During all this time, both before and after the abolition of the board, the affairs of the Panjáb occupied a large share of Dalhousie's attention; but he found leisure to deal with numerous other matters, some of them of great importance, affecting in a high degree the moral and material progress of the empire. Such were the act securing to converts from Hinduism their rights as citizens; the act sanctioning the remarriage of Hindu widows; the suppression in the native states of the practice of suttee; special measures for the suppression of dacoity; the introduction of railways and of the telegraph; a complete alteration of the postal system on the lines of that which only a few years before had been adopted in England; the removal of imposts which still shackled trade; a commencement of measures for the diffusion of popular education; the development of public works, both of irrigation and of communication, and the adoption of a more effective system for their execution and control. The military board was abolished, and in each province a chief engineer, reporting direct to government, was placed at the head of the public works department. It was during the earlier of these years that Dalhousie became involved in a controversy with Sir Charles James Napier [q. v.], who had succeeded Lord Gough as commander-in-chief in India, regarding certain directions which the commander-in-chief had given, reversing, without the authority of the government, an order issued by Lord Hardinge's government in 1845 for calculating the allowances paid to native troops and compensation for the dearness of provisions. This correspondence, which led to Sir Charles Napier's resignation of his command, was subsequently sent to the home authorities, and was laid before the Duke of Wellington, who gave judgment in favour of the governor-general and against the commander-in-chief.

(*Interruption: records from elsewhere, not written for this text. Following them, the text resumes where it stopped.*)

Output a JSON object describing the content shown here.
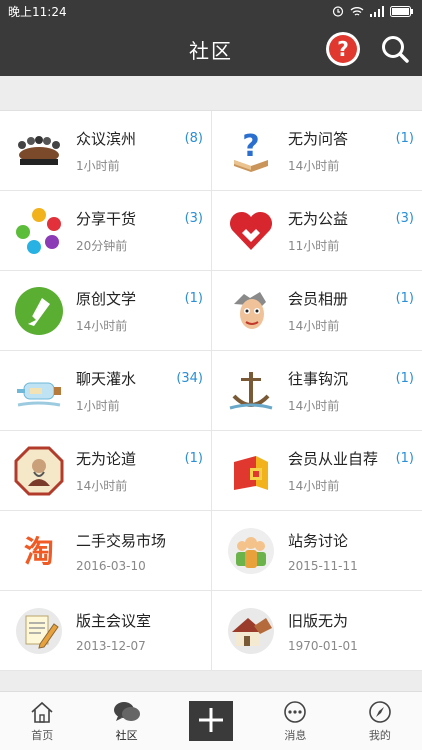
{
  "status_bar": {
    "time": "晚上11:24"
  },
  "header": {
    "title": "社区"
  },
  "boards": [
    {
      "name": "众议滨州",
      "time": "1小时前",
      "count": "(8)",
      "icon": "meeting-icon"
    },
    {
      "name": "无为问答",
      "time": "14小时前",
      "count": "(1)",
      "icon": "question-icon"
    },
    {
      "name": "分享干货",
      "time": "20分钟前",
      "count": "(3)",
      "icon": "share-icon"
    },
    {
      "name": "无为公益",
      "time": "11小时前",
      "count": "(3)",
      "icon": "charity-icon"
    },
    {
      "name": "原创文学",
      "time": "14小时前",
      "count": "(1)",
      "icon": "literature-icon"
    },
    {
      "name": "会员相册",
      "time": "14小时前",
      "count": "(1)",
      "icon": "album-icon"
    },
    {
      "name": "聊天灌水",
      "time": "1小时前",
      "count": "(34)",
      "icon": "bottle-icon"
    },
    {
      "name": "往事钩沉",
      "time": "14小时前",
      "count": "(1)",
      "icon": "anchor-icon"
    },
    {
      "name": "无为论道",
      "time": "14小时前",
      "count": "(1)",
      "icon": "philosophy-icon"
    },
    {
      "name": "会员从业自荐",
      "time": "14小时前",
      "count": "(1)",
      "icon": "career-icon"
    },
    {
      "name": "二手交易市场",
      "time": "2016-03-10",
      "count": "",
      "icon": "taobao-icon"
    },
    {
      "name": "站务讨论",
      "time": "2015-11-11",
      "count": "",
      "icon": "people-icon"
    },
    {
      "name": "版主会议室",
      "time": "2013-12-07",
      "count": "",
      "icon": "notepad-icon"
    },
    {
      "name": "旧版无为",
      "time": "1970-01-01",
      "count": "",
      "icon": "house-icon"
    }
  ],
  "tabbar": {
    "home": "首页",
    "community": "社区",
    "messages": "消息",
    "mine": "我的"
  }
}
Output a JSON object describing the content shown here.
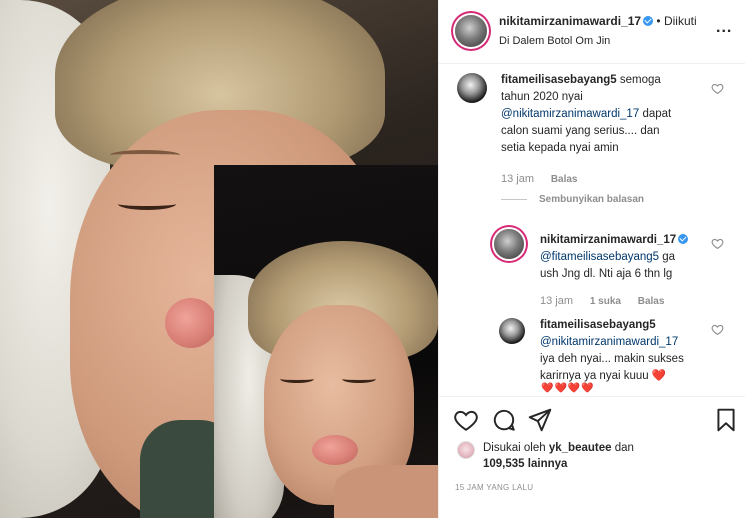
{
  "header": {
    "username": "nikitamirzanimawardi_17",
    "follow_status": "• Diikuti",
    "location": "Di Dalem Botol Om Jin",
    "more_label": "..."
  },
  "comments": [
    {
      "username": "fitameilisasebayang5",
      "text_lines": [
        "semoga",
        "tahun 2020 nyai",
        "@nikitamirzanimawardi_17 dapat",
        "calon suami yang serius.... dan",
        "setia kepada nyai amin"
      ],
      "time": "13 jam",
      "reply_label": "Balas",
      "hide_replies": "Sembunyikan balasan"
    },
    {
      "username": "nikitamirzanimawardi_17",
      "text_lines": [
        "@fitameilisasebayang5 ga",
        "ush Jng dl. Nti aja 6 thn lg"
      ],
      "time": "13 jam",
      "likes": "1 suka",
      "reply_label": "Balas"
    },
    {
      "username": "fitameilisasebayang5",
      "text_lines": [
        "@nikitamirzanimawardi_17",
        "iya deh nyai... makin sukses",
        "karirnya ya nyai kuuu ❤️"
      ],
      "emojis": "❤️❤️❤️❤️"
    }
  ],
  "likes": {
    "prefix": "Disukai oleh",
    "user": "yk_beautee",
    "connector": "dan",
    "count": "109,535",
    "suffix": "lainnya"
  },
  "timestamp": "15 JAM YANG LALU",
  "icons": [
    "heart-icon",
    "comment-icon",
    "share-icon",
    "bookmark-icon"
  ]
}
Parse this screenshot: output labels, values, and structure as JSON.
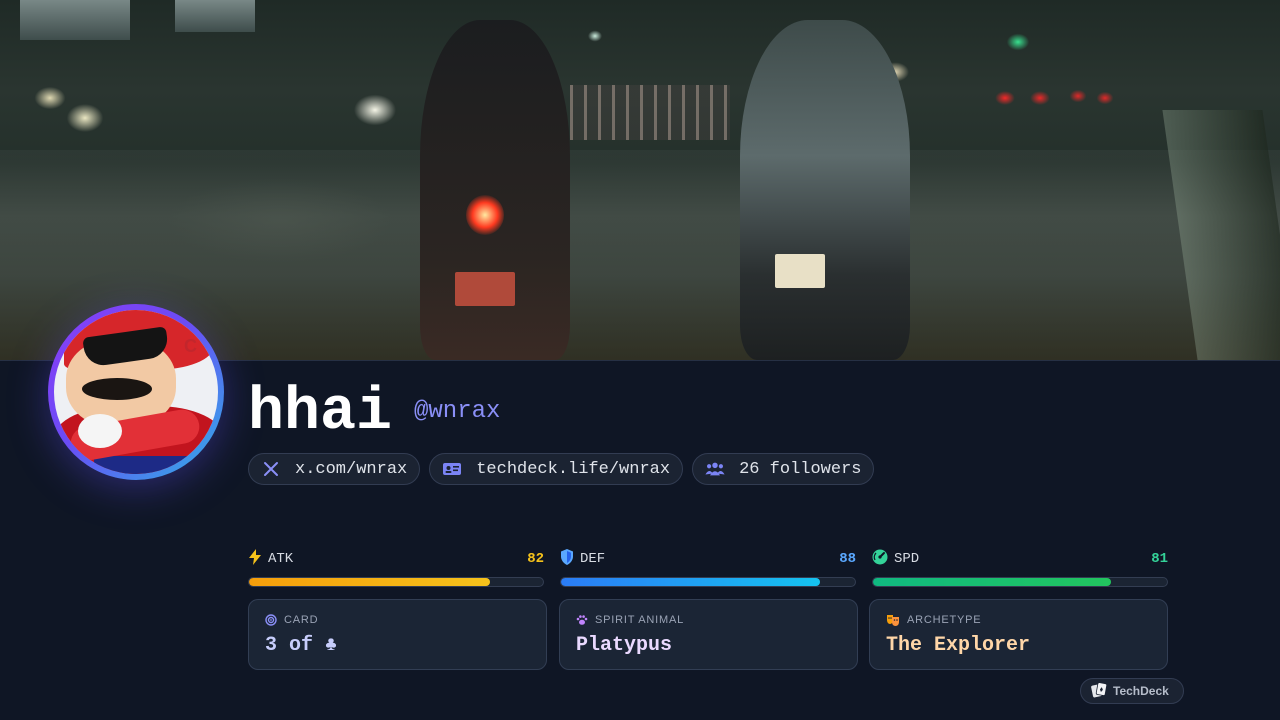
{
  "profile": {
    "display_name": "hhai",
    "handle": "@wnrax"
  },
  "links": [
    {
      "icon": "x-logo-icon",
      "label": "x.com/wnrax"
    },
    {
      "icon": "id-card-icon",
      "label": "techdeck.life/wnrax"
    },
    {
      "icon": "users-icon",
      "label": "26 followers"
    }
  ],
  "stats": {
    "atk": {
      "icon": "lightning-icon",
      "label": "ATK",
      "value": "82",
      "percent": 82,
      "color": "#f5c21b"
    },
    "def": {
      "icon": "shield-icon",
      "label": "DEF",
      "value": "88",
      "percent": 88,
      "color": "#5aa8ff"
    },
    "spd": {
      "icon": "speed-icon",
      "label": "SPD",
      "value": "81",
      "percent": 81,
      "color": "#34d399"
    }
  },
  "cards": {
    "card": {
      "icon": "target-icon",
      "caption": "CARD",
      "value": "3 of ♣",
      "color": "#c7cdfb"
    },
    "spirit": {
      "icon": "paw-icon",
      "caption": "SPIRIT ANIMAL",
      "value": "Platypus",
      "color": "#ead9ff"
    },
    "archetype": {
      "icon": "theater-masks-icon",
      "caption": "ARCHETYPE",
      "value": "The Explorer",
      "color": "#ffd6a8"
    }
  },
  "footer": {
    "brand": "TechDeck",
    "icon": "cards-icon"
  },
  "colors": {
    "background": "#0f1625",
    "accent": "#8a8ff7",
    "avatar_ring_start": "#8b3cf7",
    "avatar_ring_end": "#2db3e6"
  }
}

Dalhousie's minute on railways in India, dated 20 April 1853, was one of the most remarkable and most comprehensive of the many important state papers recorded by him. It described with convincing force the political and military, as well as the commercial, reasons which demanded a speedy and wide introduction of railways throughout India. It stated the main considerations which should determine the selection of a great trunk line of railway in India, viz.: (1) the extent of the political and commercial advantages which it is calculated to afford; (2) the engineering facilities which it presents; (3) its adaptation to serve as the main channel for the reception of such subordinate lines as may be found necessary for special public purposes, or for affording the means of conveyance to particular districts; and from these points of view it discussed the merits of the various schemes which had been brought forward, and specified the lines which appeared to be most urgently required. But the most important point dealt with in the minute was the method by which funds for the construction of railways should be provided. Here Dalhousie fell back upon the principle of his own proposals regarding English railways in 1845, viz. the enlistment of private enterprise, ‘directly but not vexatiously controlled by the government,’ and this he proposed to effect by committing the construction of the lines to incorporated railway companies, guaranteeing a certain rate of interest on the capital expended, and retaining in the hands of the government a power of control. It is under this system that a large proportion of the railways in India now, in 1896, extending over 18,885½ miles, have been constructed.

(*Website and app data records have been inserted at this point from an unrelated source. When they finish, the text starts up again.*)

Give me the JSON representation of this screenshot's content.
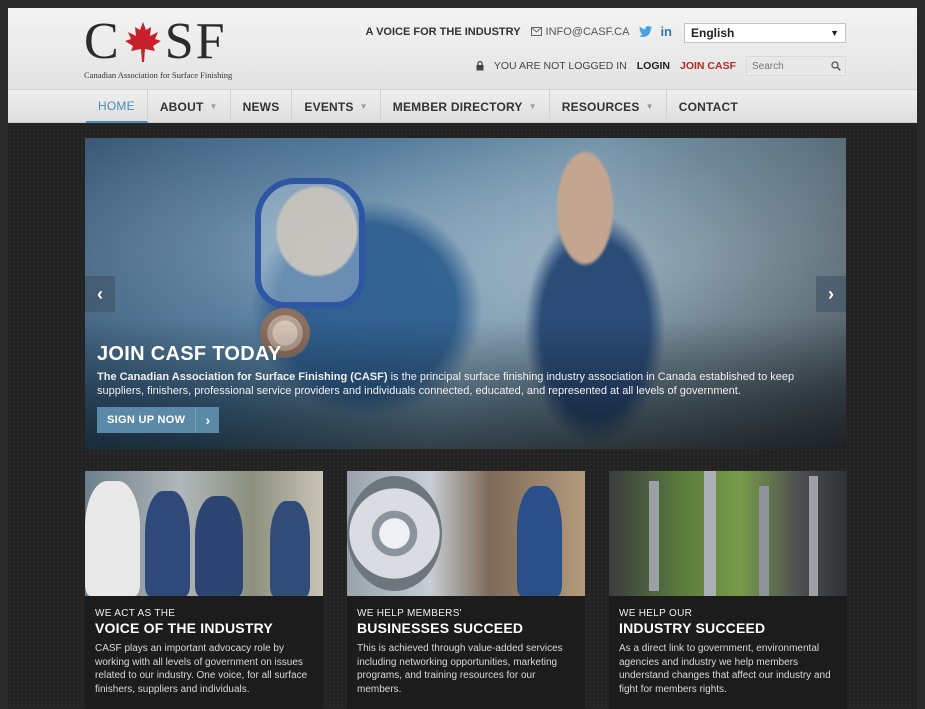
{
  "brand": {
    "logo_text_left": "C",
    "logo_text_right": "SF",
    "logo_subtitle": "Canadian Association for Surface Finishing",
    "maple_color": "#c8202a"
  },
  "topbar": {
    "tagline": "A VOICE FOR THE INDUSTRY",
    "email": "INFO@CASF.CA",
    "twitter_glyph": "𝕥",
    "linkedin_glyph": "in",
    "language": "English",
    "login_status": "YOU ARE NOT LOGGED IN",
    "login_label": "LOGIN",
    "join_label": "JOIN CASF",
    "search_placeholder": "Search"
  },
  "nav": {
    "items": [
      {
        "label": "HOME",
        "active": true,
        "dropdown": false
      },
      {
        "label": "ABOUT",
        "active": false,
        "dropdown": true
      },
      {
        "label": "NEWS",
        "active": false,
        "dropdown": false
      },
      {
        "label": "EVENTS",
        "active": false,
        "dropdown": true
      },
      {
        "label": "MEMBER DIRECTORY",
        "active": false,
        "dropdown": true
      },
      {
        "label": "RESOURCES",
        "active": false,
        "dropdown": true
      },
      {
        "label": "CONTACT",
        "active": false,
        "dropdown": false
      }
    ]
  },
  "hero": {
    "title": "JOIN CASF TODAY",
    "text_bold": "The Canadian Association for Surface Finishing (CASF)",
    "text_rest": " is the principal surface finishing industry association in Canada established to keep suppliers, finishers, professional service providers and individuals connected, educated, and represented at all levels of government.",
    "cta": "SIGN UP NOW",
    "cta_arrow": "›",
    "prev": "‹",
    "next": "›"
  },
  "cards": [
    {
      "pre": "WE ACT AS THE",
      "heading": "VOICE OF THE INDUSTRY",
      "body": "CASF plays an important advocacy role by working with all levels of government on issues related to our industry. One voice, for all surface finishers, suppliers and individuals."
    },
    {
      "pre": "WE HELP MEMBERS'",
      "heading": "BUSINESSES SUCCEED",
      "body": "This is achieved through value-added services including networking opportunities, marketing programs, and training resources for our members."
    },
    {
      "pre": "WE HELP OUR",
      "heading": "INDUSTRY SUCCEED",
      "body": "As a direct link to government, environmental agencies and industry we help members understand changes that affect our industry and fight for members rights."
    }
  ]
}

The introduction of railways into India had been the subject of correspondence with the home government before Dalhousie entered upon his office. The introduction of the electric telegraph was Dalhousie's idea, and was carried out entirely upon his recommendation [see O'Shaugnessy, Sir William Brooke].

While Dalhousie was engaged upon these peaceful but important measures for the improvement of the country, he was not free from those military cares which had confronted him during the first year of his government. In 1851 the attitude of the Burmese, with whom Lord Amherst had been compelled to go to war in 1824 [see Amherst, William Pitt], became again so threatening, and their treatment of British subjects so unjust and oppressive, that it became necessary to demand reparation. Dalhousie was absent at the time in the north